## AIM OF THE EXERCISE
Each entry below is to be extracted exactly.

## GIVEN RECORDS
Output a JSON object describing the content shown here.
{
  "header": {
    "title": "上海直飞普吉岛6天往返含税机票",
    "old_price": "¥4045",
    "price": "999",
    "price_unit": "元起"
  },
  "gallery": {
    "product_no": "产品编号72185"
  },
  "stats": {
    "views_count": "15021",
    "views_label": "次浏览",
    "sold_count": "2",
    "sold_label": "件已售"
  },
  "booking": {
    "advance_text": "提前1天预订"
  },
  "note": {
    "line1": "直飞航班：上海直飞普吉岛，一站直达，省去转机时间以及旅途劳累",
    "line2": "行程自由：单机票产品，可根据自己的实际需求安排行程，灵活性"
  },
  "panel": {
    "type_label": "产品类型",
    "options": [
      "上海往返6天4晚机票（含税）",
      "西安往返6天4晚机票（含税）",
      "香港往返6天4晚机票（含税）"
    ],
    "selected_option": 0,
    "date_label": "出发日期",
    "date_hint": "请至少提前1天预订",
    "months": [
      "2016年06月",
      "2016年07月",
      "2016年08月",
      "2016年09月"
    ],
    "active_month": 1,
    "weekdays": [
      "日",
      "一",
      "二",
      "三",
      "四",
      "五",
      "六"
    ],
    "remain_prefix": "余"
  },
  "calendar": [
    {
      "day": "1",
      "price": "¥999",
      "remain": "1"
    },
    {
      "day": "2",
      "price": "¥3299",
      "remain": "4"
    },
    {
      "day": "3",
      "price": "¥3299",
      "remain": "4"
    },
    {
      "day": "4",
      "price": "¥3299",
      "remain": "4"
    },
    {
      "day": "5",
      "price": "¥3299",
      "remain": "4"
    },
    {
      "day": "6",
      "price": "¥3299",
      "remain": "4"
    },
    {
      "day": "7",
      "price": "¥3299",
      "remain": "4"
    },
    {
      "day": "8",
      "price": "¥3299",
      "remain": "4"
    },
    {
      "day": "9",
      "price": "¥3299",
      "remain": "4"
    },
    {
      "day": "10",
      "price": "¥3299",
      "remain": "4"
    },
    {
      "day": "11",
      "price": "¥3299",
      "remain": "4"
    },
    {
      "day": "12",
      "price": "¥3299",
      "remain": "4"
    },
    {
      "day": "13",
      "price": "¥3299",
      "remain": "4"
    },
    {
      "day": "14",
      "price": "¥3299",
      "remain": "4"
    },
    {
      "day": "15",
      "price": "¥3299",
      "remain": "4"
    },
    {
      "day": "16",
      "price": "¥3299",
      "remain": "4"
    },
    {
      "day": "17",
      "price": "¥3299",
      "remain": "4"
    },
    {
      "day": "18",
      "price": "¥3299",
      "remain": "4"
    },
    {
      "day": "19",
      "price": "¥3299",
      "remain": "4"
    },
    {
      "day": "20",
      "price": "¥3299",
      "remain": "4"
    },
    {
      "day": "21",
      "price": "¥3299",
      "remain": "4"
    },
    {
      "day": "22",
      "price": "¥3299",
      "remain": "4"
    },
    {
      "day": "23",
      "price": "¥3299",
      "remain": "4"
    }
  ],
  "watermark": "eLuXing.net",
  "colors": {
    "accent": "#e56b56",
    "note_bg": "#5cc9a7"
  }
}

## RESPONSE BOX
Output a JSON object describing the content shown here.
{
  "header": {
    "title": "上海直飞普吉岛6天往返含税机票",
    "old_price": "¥4045",
    "price": "999",
    "price_unit": "元起"
  },
  "gallery": {
    "product_no": "产品编号72185"
  },
  "stats": {
    "views_count": "15021",
    "views_label": "次浏览",
    "sold_count": "2",
    "sold_label": "件已售"
  },
  "booking": {
    "advance_text": "提前1天预订"
  },
  "note": {
    "line1": "直飞航班：上海直飞普吉岛，一站直达，省去转机时间以及旅途劳累",
    "line2": "行程自由：单机票产品，可根据自己的实际需求安排行程，灵活性"
  },
  "panel": {
    "type_label": "产品类型",
    "options": [
      "上海往返6天4晚机票（含税）",
      "西安往返6天4晚机票（含税）",
      "香港往返6天4晚机票（含税）"
    ],
    "selected_option": 0,
    "date_label": "出发日期",
    "date_hint": "请至少提前1天预订",
    "months": [
      "2016年06月",
      "2016年07月",
      "2016年08月",
      "2016年09月"
    ],
    "active_month": 1,
    "weekdays": [
      "日",
      "一",
      "二",
      "三",
      "四",
      "五",
      "六"
    ],
    "remain_prefix": "余"
  },
  "calendar": [
    {
      "day": "1",
      "price": "¥999",
      "remain": "1"
    },
    {
      "day": "2",
      "price": "¥3299",
      "remain": "4"
    },
    {
      "day": "3",
      "price": "¥3299",
      "remain": "4"
    },
    {
      "day": "4",
      "price": "¥3299",
      "remain": "4"
    },
    {
      "day": "5",
      "price": "¥3299",
      "remain": "4"
    },
    {
      "day": "6",
      "price": "¥3299",
      "remain": "4"
    },
    {
      "day": "7",
      "price": "¥3299",
      "remain": "4"
    },
    {
      "day": "8",
      "price": "¥3299",
      "remain": "4"
    },
    {
      "day": "9",
      "price": "¥3299",
      "remain": "4"
    },
    {
      "day": "10",
      "price": "¥3299",
      "remain": "4"
    },
    {
      "day": "11",
      "price": "¥3299",
      "remain": "4"
    },
    {
      "day": "12",
      "price": "¥3299",
      "remain": "4"
    },
    {
      "day": "13",
      "price": "¥3299",
      "remain": "4"
    },
    {
      "day": "14",
      "price": "¥3299",
      "remain": "4"
    },
    {
      "day": "15",
      "price": "¥3299",
      "remain": "4"
    },
    {
      "day": "16",
      "price": "¥3299",
      "remain": "4"
    },
    {
      "day": "17",
      "price": "¥3299",
      "remain": "4"
    },
    {
      "day": "18",
      "price": "¥3299",
      "remain": "4"
    },
    {
      "day": "19",
      "price": "¥3299",
      "remain": "4"
    },
    {
      "day": "20",
      "price": "¥3299",
      "remain": "4"
    },
    {
      "day": "21",
      "price": "¥3299",
      "remain": "4"
    },
    {
      "day": "22",
      "price": "¥3299",
      "remain": "4"
    },
    {
      "day": "23",
      "price": "¥3299",
      "remain": "4"
    }
  ],
  "watermark": "eLuXing.net",
  "colors": {
    "accent": "#e56b56",
    "note_bg": "#5cc9a7"
  }
}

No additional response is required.